▸ **WORK REQUEST**
Search each line below for "value", then return the lines where it appears.

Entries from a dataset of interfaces
- - -

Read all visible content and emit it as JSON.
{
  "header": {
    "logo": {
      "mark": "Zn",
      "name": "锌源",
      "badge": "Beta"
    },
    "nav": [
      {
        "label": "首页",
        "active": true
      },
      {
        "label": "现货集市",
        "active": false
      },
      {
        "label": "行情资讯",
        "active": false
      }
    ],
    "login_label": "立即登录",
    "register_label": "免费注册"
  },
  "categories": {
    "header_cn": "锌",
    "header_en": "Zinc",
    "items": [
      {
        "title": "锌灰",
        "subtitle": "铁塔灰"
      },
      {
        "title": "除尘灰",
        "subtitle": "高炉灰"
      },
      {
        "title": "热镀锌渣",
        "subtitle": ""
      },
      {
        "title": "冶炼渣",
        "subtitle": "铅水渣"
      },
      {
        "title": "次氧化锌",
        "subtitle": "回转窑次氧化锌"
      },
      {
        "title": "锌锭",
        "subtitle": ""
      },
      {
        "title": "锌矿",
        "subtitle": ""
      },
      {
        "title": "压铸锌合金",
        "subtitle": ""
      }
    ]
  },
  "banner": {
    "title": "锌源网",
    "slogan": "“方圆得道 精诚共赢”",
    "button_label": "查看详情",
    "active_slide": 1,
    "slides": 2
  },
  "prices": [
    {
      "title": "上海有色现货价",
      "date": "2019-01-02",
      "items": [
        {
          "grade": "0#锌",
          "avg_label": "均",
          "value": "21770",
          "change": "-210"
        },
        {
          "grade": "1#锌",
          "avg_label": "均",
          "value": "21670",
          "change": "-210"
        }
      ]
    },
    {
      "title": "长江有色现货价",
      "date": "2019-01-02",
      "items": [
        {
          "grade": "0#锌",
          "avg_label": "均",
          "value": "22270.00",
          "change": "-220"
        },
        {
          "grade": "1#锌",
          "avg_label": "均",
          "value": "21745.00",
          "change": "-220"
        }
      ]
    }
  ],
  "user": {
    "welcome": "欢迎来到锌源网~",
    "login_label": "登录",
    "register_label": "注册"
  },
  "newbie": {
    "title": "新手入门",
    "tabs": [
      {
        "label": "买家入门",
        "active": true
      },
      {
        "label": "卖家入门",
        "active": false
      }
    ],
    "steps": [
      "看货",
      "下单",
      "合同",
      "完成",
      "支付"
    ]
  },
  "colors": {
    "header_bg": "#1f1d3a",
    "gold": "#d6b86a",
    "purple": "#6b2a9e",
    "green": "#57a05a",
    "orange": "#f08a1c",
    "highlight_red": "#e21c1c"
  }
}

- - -

▸ **SOLUTION BELOW**
          "value": "21770",
          "value": "21670",
          "value": "22270.00",
          "value": "21745.00",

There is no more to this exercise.